Inflation Data and More Good News for Housing
Producer and consumer price data are released this week and should show a moderation in inflationary pressures in the near term. Excluding food and energy, consumer prices were up 0.2% in June and just 2.2% from the previous 12 months. Apparel and medical care have both posted strong gains since the beginning of the year but almost all other categories have shown fairly weak price increases.
Producer prices have been moderating as well with the headline number gaining only 0.1% in June after three consecutive months of declines. Energy prices have led most of the declines with a 0.9% drop in June, the fourth consecutive month of losses. Prices for consumer foods jumped sharply with a 0.5% increase after falling 0.6% in May.
Lower pricing pressures should help companies in mature industries like Procter & Gamble to improve operating margins over the next couple of quarters. The company posted strong fourth quarter earnings even as net sales fell 1% year-over-year. Foreign currency effects contributed to weakness in sales while organic sales were up 3% on price increases. The company announced $10 billion in cost cuts earlier this year which may help the it further control margins. Still, the company derives 61% of total sales from North America and Western Europe and needs to diversify into faster growing markets to improve sales growth.

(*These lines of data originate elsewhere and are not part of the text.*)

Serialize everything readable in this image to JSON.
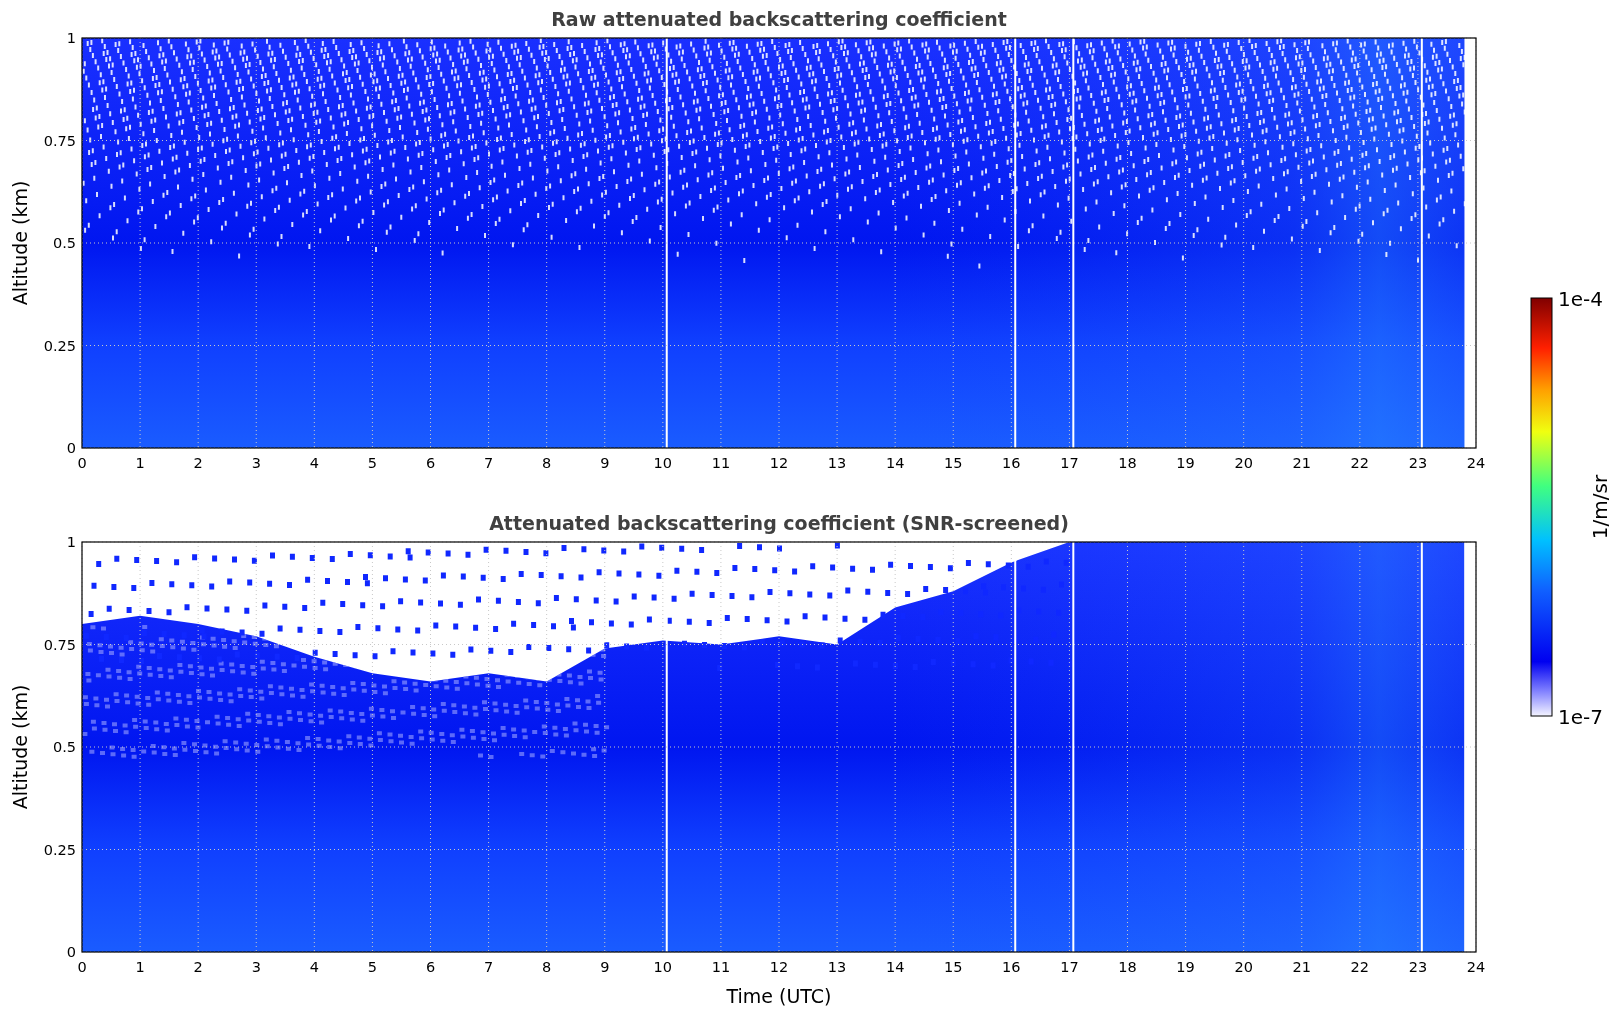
{
  "panels": [
    {
      "kind": "raw",
      "title": "Raw attenuated backscattering coefficient",
      "ylabel": "Altitude (km)",
      "yticks": [
        "1",
        "0.75",
        "0.5",
        "0.25",
        "0"
      ],
      "xticks": [
        "0",
        "1",
        "2",
        "3",
        "4",
        "5",
        "6",
        "7",
        "8",
        "9",
        "10",
        "11",
        "12",
        "13",
        "14",
        "15",
        "16",
        "17",
        "18",
        "19",
        "20",
        "21",
        "22",
        "23",
        "24"
      ]
    },
    {
      "kind": "screened",
      "title": "Attenuated backscattering coefficient (SNR-screened)",
      "ylabel": "Altitude (km)",
      "xlabel": "Time (UTC)",
      "yticks": [
        "1",
        "0.75",
        "0.5",
        "0.25",
        "0"
      ],
      "xticks": [
        "0",
        "1",
        "2",
        "3",
        "4",
        "5",
        "6",
        "7",
        "8",
        "9",
        "10",
        "11",
        "12",
        "13",
        "14",
        "15",
        "16",
        "17",
        "18",
        "19",
        "20",
        "21",
        "22",
        "23",
        "24"
      ]
    }
  ],
  "colorbar": {
    "max_label": "1e-4",
    "min_label": "1e-7",
    "label": "1/m/sr"
  }
}
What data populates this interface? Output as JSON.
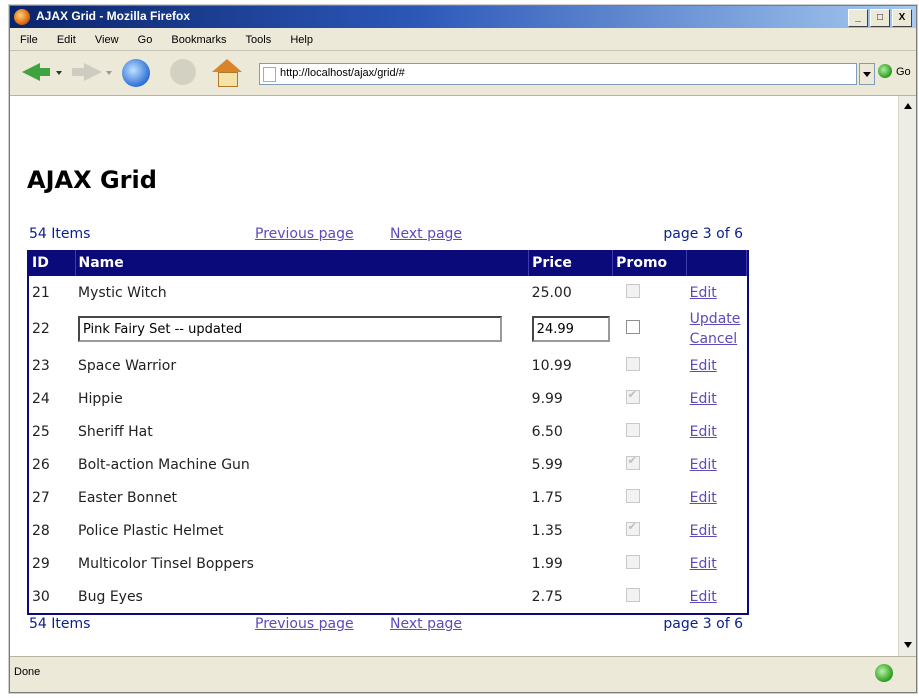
{
  "window": {
    "title": "AJAX Grid - Mozilla Firefox",
    "min_label": "_",
    "max_label": "□",
    "close_label": "X"
  },
  "menu": [
    "File",
    "Edit",
    "View",
    "Go",
    "Bookmarks",
    "Tools",
    "Help"
  ],
  "navbar": {
    "url": "http://localhost/ajax/grid/#",
    "go_label": "Go"
  },
  "page": {
    "title": "AJAX Grid",
    "items_label": "54 Items",
    "prev_label": "Previous page",
    "next_label": "Next page",
    "page_info": "page 3 of 6"
  },
  "grid": {
    "headers": {
      "id": "ID",
      "name": "Name",
      "price": "Price",
      "promo": "Promo"
    },
    "rows": [
      {
        "id": "21",
        "name": "Mystic Witch",
        "price": "25.00",
        "promo": false,
        "action": "Edit"
      },
      {
        "id": "22",
        "name": "Pink Fairy Set -- updated",
        "price": "24.99",
        "promo": false,
        "action_update": "Update",
        "action_cancel": "Cancel"
      },
      {
        "id": "23",
        "name": "Space Warrior",
        "price": "10.99",
        "promo": false,
        "action": "Edit"
      },
      {
        "id": "24",
        "name": "Hippie",
        "price": "9.99",
        "promo": true,
        "action": "Edit"
      },
      {
        "id": "25",
        "name": "Sheriff Hat",
        "price": "6.50",
        "promo": false,
        "action": "Edit"
      },
      {
        "id": "26",
        "name": "Bolt-action Machine Gun",
        "price": "5.99",
        "promo": true,
        "action": "Edit"
      },
      {
        "id": "27",
        "name": "Easter Bonnet",
        "price": "1.75",
        "promo": false,
        "action": "Edit"
      },
      {
        "id": "28",
        "name": "Police Plastic Helmet",
        "price": "1.35",
        "promo": true,
        "action": "Edit"
      },
      {
        "id": "29",
        "name": "Multicolor Tinsel Boppers",
        "price": "1.99",
        "promo": false,
        "action": "Edit"
      },
      {
        "id": "30",
        "name": "Bug Eyes",
        "price": "2.75",
        "promo": false,
        "action": "Edit"
      }
    ]
  },
  "status": {
    "text": "Done"
  },
  "colors": {
    "grid_header": "#0a0a7a",
    "link": "#5b4bbb",
    "pager_text": "#0a1f8f"
  }
}
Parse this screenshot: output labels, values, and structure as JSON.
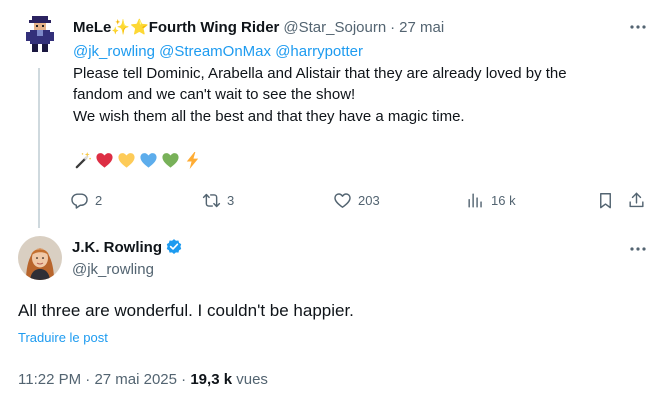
{
  "reply": {
    "author_name": "MeLe",
    "author_name_emoji": "✨⭐",
    "author_name_suffix": "Fourth Wing Rider",
    "handle": "@Star_Sojourn",
    "separator": "·",
    "date": "27 mai",
    "mentions": [
      "@jk_rowling",
      "@StreamOnMax",
      "@harrypotter"
    ],
    "line1": "Please tell Dominic, Arabella and Alistair that they are already loved by the",
    "line2": "fandom and we can't wait to see the show!",
    "line3": "We wish them all the best and that they have a magic time.",
    "emojis": [
      "magic-wand",
      "red-heart",
      "yellow-heart",
      "blue-heart",
      "green-heart",
      "lightning"
    ],
    "actions": {
      "replies": "2",
      "reposts": "3",
      "likes": "203",
      "views": "16 k"
    }
  },
  "main": {
    "author_name": "J.K. Rowling",
    "handle": "@jk_rowling",
    "text": "All three are wonderful. I couldn't be happier.",
    "translate_label": "Traduire le post",
    "time": "11:22 PM",
    "separator": "·",
    "date": "27 mai 2025",
    "views_count": "19,3 k",
    "views_label": "vues"
  },
  "colors": {
    "accent": "#1d9bf0",
    "text": "#0f1419",
    "muted": "#536471",
    "thread_line": "#cfd9de"
  }
}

Housing starts and building permits on Thursday should show the market continuing to recover, albeit slowly. June data showed the tenth consecutive month of gains for homes under construction and was up 15.3% to 482,000 from the year before. Housing starts were up 23.6% and permits were up 19.3% from a year earlier as well. Despite strong gains, the absolute number of starts reported is still well under historic averages and could mean that the sector will benefit from tailwinds for the next few quarters.
Annaly Capital Management was cut to "underperform" recently by FBR Capital Markets due to its exposure to higher prepayments. The research note did acknowledge that any additional quantitative easing would support book value and offset any decline in prepayments. Shares of the mortgage REIT have fallen by 3% since the beginning of the month but pay an attractive 13% dividend yield. While prepayments may increase, the company has been able to manage exposure in the past and still sports a leverage ratio of only 6.4 times which is lower than many peers.